1) In Rome, if they make a pious pilgrimage to one of the Patriarchal Basilicas, namely, the Basilica of Saint Peter in the Vatican, the Archbasilica of the Most Holy Saviour at the Lateran, the Basilica of Saint Mary Major and the Basilica of Saint Paul on the Ostian Way, and there take part devoutly in Holy Mass or another liturgical celebration such as Lauds or Vespers, or some pious exercise (e.g., the Stations of the Cross, the Rosary, the recitation of the Akathistos Hymn in honour of the Mother of God); furthermore, if they visit, as a group or individually, one of the four Patriarchal Basilicas and there spend some time in Eucharistic adoration and pious mediations, ending with the “Our Father”, the profession of faith in any approved form, and prayer to the Blessed Virgin Mary. To the four Patriarchal Basilicas are added, on this special occasion of the Great Jubilee, the following further places, under the same conditions: the Basilica of the Holy Cross in Jerusalem, the Basilica of Saint Lawrence in Campo Verano, the Shrine of Our Lady of Divine Love, and the Christian Catacombs.

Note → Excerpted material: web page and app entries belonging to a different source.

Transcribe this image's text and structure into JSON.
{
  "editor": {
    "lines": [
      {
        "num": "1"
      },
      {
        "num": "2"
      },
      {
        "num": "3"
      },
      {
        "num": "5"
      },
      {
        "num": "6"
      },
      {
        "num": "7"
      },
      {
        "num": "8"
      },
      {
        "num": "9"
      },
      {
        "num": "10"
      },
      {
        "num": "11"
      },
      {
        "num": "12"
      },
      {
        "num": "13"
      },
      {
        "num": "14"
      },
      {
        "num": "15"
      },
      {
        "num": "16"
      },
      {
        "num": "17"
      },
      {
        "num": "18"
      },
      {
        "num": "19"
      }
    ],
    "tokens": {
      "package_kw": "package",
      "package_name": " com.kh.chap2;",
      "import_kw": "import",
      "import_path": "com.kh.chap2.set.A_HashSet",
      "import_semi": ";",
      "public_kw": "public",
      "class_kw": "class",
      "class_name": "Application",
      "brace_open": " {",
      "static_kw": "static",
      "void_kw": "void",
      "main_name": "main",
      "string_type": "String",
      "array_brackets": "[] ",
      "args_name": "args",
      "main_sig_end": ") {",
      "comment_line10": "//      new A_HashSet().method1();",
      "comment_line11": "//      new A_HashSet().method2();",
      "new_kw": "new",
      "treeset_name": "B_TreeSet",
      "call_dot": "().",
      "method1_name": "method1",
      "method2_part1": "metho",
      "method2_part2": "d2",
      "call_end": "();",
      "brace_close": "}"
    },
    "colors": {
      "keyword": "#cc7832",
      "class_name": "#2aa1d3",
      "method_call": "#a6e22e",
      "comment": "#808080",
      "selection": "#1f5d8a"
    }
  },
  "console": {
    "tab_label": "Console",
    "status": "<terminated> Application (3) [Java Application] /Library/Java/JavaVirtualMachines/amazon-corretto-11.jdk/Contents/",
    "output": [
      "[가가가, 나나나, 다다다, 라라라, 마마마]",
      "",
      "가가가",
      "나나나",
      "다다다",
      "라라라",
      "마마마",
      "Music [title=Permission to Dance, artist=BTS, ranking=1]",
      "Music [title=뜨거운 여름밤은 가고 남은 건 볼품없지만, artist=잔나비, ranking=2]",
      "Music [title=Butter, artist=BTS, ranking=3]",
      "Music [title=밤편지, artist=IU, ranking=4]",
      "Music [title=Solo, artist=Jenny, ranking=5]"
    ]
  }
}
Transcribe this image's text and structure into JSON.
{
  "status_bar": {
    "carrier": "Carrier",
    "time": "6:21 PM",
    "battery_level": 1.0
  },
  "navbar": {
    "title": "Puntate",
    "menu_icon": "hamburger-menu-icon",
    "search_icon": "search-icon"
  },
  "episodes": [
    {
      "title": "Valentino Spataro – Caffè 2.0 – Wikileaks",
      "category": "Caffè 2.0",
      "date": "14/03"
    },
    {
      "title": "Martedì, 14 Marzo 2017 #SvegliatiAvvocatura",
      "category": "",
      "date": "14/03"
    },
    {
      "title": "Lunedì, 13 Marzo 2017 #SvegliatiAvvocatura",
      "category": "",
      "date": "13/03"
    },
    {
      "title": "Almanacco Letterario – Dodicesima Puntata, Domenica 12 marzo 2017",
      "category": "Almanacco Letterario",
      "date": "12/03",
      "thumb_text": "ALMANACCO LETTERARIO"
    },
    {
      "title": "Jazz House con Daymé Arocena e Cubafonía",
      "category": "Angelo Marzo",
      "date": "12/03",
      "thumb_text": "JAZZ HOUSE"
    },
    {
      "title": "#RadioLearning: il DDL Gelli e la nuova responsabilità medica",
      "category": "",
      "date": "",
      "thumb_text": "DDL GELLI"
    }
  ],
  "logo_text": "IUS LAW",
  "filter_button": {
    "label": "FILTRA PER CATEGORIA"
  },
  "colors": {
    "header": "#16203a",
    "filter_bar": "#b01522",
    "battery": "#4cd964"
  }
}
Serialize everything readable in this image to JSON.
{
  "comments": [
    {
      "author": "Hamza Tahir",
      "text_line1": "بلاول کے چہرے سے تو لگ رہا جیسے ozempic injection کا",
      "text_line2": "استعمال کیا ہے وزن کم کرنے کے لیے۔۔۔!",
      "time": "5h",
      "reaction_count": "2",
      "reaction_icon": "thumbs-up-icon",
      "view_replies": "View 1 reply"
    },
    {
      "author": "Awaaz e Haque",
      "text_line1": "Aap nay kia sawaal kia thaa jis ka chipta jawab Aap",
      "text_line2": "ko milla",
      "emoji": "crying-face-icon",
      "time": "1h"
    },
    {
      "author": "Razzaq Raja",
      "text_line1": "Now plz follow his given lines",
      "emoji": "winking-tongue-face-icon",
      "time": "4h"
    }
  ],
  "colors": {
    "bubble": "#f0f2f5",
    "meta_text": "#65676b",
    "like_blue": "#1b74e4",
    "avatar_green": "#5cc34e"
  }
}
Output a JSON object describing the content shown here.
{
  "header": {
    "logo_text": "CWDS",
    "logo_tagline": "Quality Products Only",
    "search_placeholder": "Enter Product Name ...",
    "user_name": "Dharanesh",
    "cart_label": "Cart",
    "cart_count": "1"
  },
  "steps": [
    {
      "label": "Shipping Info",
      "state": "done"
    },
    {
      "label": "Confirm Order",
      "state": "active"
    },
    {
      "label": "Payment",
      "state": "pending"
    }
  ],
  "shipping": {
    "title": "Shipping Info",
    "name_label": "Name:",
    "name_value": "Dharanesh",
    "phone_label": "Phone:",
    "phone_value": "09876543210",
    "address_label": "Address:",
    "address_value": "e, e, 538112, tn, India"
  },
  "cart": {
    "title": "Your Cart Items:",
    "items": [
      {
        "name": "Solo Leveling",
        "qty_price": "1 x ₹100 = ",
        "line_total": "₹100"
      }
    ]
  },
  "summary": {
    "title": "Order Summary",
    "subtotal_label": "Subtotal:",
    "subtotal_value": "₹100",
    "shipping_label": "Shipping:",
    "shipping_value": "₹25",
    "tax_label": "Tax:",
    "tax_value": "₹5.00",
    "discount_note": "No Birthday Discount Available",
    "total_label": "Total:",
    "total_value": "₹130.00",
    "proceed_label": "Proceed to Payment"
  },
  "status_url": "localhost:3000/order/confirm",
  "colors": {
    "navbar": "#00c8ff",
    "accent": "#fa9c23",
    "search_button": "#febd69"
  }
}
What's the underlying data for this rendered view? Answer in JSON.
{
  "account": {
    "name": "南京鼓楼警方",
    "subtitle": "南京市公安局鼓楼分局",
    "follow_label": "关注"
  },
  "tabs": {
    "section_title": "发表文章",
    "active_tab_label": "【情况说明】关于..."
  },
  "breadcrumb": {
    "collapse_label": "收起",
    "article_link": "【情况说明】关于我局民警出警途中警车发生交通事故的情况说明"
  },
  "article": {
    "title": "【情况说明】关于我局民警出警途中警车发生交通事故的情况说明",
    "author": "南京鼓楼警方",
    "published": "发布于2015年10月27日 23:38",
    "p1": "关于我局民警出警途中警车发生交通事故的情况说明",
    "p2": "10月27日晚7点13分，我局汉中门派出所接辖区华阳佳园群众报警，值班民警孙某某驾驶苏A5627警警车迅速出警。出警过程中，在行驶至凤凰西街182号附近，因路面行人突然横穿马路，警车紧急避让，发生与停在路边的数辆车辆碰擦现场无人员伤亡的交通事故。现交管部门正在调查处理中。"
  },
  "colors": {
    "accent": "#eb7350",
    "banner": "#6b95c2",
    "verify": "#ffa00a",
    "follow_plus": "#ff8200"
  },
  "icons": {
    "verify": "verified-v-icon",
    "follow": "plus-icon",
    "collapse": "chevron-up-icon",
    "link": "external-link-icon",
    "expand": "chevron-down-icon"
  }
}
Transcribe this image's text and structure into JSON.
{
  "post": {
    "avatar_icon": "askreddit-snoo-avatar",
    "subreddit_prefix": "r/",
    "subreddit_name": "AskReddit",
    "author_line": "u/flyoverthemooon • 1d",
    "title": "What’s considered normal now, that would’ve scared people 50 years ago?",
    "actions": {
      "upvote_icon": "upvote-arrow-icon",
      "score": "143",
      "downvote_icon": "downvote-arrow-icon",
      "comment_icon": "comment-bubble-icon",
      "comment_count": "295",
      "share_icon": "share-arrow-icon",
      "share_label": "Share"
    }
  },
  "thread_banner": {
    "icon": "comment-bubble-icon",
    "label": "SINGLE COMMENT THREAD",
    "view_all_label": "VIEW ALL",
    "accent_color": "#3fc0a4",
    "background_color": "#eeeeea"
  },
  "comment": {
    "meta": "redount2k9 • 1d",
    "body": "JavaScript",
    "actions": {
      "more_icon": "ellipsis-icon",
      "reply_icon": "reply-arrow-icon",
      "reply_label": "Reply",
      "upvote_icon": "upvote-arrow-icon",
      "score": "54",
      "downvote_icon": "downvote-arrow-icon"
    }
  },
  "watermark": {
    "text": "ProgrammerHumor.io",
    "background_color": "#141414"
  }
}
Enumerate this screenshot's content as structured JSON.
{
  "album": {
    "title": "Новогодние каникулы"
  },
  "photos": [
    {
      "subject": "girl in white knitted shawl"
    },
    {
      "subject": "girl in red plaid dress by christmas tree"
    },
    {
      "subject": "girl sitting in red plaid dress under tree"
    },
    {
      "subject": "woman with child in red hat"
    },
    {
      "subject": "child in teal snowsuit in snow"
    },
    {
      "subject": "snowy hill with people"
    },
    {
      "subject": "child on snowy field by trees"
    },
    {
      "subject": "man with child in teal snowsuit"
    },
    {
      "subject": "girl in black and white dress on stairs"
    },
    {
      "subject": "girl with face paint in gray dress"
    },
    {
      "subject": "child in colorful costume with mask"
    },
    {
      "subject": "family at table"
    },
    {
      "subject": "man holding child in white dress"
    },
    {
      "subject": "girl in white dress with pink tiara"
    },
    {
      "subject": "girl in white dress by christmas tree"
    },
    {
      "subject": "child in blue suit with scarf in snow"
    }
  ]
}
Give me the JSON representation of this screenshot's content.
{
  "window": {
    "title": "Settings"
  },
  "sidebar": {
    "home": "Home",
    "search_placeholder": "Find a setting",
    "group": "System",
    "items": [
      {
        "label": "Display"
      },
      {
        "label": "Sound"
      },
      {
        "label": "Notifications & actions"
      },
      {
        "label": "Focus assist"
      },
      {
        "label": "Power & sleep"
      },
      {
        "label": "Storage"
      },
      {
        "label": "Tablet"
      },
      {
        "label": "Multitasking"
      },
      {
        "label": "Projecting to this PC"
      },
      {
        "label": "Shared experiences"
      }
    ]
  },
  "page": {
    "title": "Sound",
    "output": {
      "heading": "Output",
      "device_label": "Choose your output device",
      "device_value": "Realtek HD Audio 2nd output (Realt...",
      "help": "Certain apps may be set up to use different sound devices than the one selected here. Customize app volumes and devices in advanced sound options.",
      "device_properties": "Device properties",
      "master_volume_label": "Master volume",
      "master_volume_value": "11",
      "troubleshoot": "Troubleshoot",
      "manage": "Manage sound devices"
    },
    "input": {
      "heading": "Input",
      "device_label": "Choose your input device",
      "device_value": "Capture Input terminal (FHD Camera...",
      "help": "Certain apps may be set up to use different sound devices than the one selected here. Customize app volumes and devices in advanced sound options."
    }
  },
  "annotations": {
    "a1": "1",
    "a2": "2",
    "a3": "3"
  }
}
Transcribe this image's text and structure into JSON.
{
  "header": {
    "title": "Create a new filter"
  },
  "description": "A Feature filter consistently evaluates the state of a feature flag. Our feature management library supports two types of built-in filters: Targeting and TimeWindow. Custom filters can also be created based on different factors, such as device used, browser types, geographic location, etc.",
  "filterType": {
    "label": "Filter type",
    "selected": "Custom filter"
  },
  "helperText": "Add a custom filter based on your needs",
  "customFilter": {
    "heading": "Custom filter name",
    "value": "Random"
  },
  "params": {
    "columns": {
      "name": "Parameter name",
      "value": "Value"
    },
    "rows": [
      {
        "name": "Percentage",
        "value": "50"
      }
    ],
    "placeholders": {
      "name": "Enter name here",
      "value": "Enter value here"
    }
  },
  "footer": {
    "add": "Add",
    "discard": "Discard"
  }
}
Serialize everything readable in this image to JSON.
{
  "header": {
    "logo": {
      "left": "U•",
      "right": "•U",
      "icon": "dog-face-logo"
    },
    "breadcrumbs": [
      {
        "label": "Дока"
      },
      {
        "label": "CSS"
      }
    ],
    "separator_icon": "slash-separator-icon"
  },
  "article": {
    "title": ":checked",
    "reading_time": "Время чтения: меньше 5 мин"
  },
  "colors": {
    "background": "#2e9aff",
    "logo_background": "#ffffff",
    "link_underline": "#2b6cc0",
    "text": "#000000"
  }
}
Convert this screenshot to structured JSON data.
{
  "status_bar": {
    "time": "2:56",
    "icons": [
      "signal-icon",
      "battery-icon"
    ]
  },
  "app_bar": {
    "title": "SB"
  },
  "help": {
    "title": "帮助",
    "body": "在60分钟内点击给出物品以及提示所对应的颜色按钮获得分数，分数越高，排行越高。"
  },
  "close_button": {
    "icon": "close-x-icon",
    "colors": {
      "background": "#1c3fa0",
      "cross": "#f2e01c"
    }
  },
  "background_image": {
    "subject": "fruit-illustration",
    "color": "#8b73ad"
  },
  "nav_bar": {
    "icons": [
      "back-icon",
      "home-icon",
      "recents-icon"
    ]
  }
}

2) In the Holy Land, if, keeping the same conditions, they visit the Basilica of the Holy Sepulchre in Jerusalem, or the Basilica of the Nativity in Bethlehem or the Basilica of the Annunciation in Nazareth.

3) In other ecclesiastical territories, if they make a sacred pilgrimage to the Cathedral Church or to other Churches or places designated by the Ordinary, and there assist devoutly at a liturgical celebration or other pious exercise, such as those mentioned above for the City of Rome; in addition, if they visit, in a group or individually, the Cathedral Church or a Shrine designated by the Ordinary, and there spend some time in pious meditation, ending with the “Our Father”, the profession of faith in any approved form, and prayer to the Blessed Virgin Mary.

4) In any place, if they visit for a suitable time their brothers and sisters in need or in difficulty (the sick, the imprisoned, the elderly living alone, the handicapped, etc.), as if making a pilgrimage to Christ present in them (cf. Mt 25:34-36), and fulfilling the usual spiritual and sacramental conditions and saying the usual prayers. The faithful will certainly wish to repeat these visits throughout the Holy Year, since on each occasion they can gain the plenary indulgence, although obviously not more than once a day. The plenary indulgence of the Jubilee can also be gained through actions which express in a practical and generous way the penitential spirit which is, as it were, the heart of the Jubilee. This would include abstaining for at least one whole day from unnecessary consumption (e.g., from smoking or alcohol, or fasting or practising abstinence according to the general rules of the Church and the norms laid down by the Bishops' Conferences) and donating a proportionate sum of money to the poor; supporting by a significant contribution works of a religious or social nature (especially for the benefit of abandoned children, young people in trouble, the elderly in need, foreigners in various countries seeking better living conditions); devoting a suitable portion of personal free time to activities benefitting the community, or other similar forms of personal sacrifice.

  • Given in Rome,
  • at the Apostolic Penitentiary,
  • on 29 November 1998,
  • the First Sunday of Advent.